Bodies of Information: Intersectional Feminism and the Digital Humanities

(edited by Elizabeth Losh and Jacqueline Wernimont, University of Minnesota Press, 2018)

Reviewed by Elena Kalodner-Martin


"We often experience these labor conditions personally and viscerally, particularly if we still feel the tug of our scholarly training and our home disciplines."

— Lisa Brundage, Karen Gregory, and Emily Sherwood, 2018, p. 306


Julie Flanders continued to break down the theory/practice divide with a call to fully examine how technological systems are ideological both in nature and in implication. The technical stack, or everything from the user's experience with a tool to the operating system, needs to be redone and recreated—not simply reimaged for new purposes and new audiences, whose needs are not intended to be prioritized or served. Lisa Brundage, Karen Gregory, and Emily Sherwood examined the invisible and often affective nature of alt-ac labor, focusing on how the individuals who comprise the majority of these positions are often not acknowledged or valued in their roles of care work and administration. They suggested that DH requires a new focus on connective labor, or the people who make up the unseen glue of projects, departments, and institutions (p. 312). Barbara Bordalejo examined self-reported demographic survey data within the DH field, which suggested that a sense of familiarity and comfort within the field indicates a well-masked history of cultural cloning, a system of exclusion and homogeneity that leads to non-white, non-Anglophone, non-male individuals being devalued—that is, if they are accepted at all. Sharon M. Leon concluded with looking at public history projects to explore how status, access, flexibility, and credentialing and authorization systems perpetuate a great man theory of digital history (p. 348). With a commitment to fully crediting the efforts of others and in the spirit of collaboration, Leon suggested that consciously revis[ing] our origin stories can address the racial, gendered, and linguistic inequity in DH (p. 358).
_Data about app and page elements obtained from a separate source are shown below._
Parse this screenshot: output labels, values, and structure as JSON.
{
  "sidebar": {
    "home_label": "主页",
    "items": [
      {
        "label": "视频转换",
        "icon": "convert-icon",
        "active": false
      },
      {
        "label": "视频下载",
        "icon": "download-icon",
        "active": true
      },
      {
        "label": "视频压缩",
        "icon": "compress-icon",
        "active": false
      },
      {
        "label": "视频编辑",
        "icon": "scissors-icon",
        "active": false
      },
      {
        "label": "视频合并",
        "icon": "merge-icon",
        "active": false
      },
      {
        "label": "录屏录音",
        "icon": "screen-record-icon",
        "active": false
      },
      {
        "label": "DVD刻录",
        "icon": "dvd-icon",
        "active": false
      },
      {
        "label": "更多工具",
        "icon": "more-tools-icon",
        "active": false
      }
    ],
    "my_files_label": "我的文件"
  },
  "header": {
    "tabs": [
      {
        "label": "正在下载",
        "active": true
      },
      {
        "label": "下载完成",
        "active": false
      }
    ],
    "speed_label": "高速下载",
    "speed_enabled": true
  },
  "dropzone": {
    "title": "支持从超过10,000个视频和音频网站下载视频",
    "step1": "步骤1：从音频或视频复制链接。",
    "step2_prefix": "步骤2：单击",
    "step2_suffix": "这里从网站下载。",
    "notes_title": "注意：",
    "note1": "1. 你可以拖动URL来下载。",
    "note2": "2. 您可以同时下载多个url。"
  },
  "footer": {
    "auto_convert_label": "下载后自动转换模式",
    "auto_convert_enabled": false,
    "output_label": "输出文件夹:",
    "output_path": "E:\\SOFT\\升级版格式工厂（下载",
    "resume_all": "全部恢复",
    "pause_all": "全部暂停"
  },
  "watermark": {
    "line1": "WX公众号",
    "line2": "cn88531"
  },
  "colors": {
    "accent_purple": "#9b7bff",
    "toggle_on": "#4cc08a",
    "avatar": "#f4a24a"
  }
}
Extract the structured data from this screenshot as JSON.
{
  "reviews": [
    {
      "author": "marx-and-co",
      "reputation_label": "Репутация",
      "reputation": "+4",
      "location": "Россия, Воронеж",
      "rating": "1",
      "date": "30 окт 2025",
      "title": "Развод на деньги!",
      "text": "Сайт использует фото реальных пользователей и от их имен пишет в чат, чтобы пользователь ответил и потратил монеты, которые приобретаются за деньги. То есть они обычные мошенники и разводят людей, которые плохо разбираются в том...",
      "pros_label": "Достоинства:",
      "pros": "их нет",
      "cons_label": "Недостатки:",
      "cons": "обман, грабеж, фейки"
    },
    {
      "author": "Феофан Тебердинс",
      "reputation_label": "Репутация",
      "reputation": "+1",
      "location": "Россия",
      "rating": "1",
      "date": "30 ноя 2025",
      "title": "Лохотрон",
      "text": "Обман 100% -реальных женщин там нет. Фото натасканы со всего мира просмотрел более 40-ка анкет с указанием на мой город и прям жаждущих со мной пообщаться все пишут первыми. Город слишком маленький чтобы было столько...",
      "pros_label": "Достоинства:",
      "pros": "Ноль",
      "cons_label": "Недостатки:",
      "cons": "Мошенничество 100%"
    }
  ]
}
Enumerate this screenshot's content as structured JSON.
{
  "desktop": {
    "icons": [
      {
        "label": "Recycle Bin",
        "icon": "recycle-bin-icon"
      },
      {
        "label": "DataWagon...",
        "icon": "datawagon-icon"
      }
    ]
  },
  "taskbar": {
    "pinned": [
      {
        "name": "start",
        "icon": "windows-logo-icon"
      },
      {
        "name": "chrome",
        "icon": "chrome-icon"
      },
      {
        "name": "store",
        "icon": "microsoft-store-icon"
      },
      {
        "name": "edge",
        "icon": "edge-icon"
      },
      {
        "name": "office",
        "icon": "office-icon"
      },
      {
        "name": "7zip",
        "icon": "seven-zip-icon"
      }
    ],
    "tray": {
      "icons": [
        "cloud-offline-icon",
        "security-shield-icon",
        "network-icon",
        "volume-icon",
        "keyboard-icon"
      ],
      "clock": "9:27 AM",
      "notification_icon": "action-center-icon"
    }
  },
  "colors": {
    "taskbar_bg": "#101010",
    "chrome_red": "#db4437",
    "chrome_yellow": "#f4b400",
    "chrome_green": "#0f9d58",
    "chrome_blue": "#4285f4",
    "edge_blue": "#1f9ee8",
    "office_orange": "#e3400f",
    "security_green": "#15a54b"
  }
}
Part V. Labor didn't solely explore the efforts that materialize as interfaces, archives, tools, and other digital humanities projects but also critically examined whose labor, why, and what impact that had on how this work is acknowledged and valued (or often, not). Building otherwise, as Flanders put it, expresses a desire to move beyond revision and embodies an intersectional feminist commitment to social justice (p. 302).

The texts in this section extended discussions of technological access, critical race and feminist theories, and disciplinary and status anxiety in academic institutions to address where unequal labor practices take place. This section thus extended the discussion in Part II. Values by addressing how ideologies become embedded and encoded in practices and technologies, how those beliefs fall on bodies, and how people process, take on, and subvert these practices. Since many of these discussions looked at marginalized individuals in DH and the academy itself, this was a particularly compelling part of the book to me as a graduate student. The texts presented multiple and tangible opportunities for disruption, whether in looking beyond the academy for rich intellectual work or in refusing to present in all-white or all-Western panels. Bordalejo's chapter also provided the form she used in collecting her “minority report” data, which is instructive for those looking to create similar studies surrounding diversity.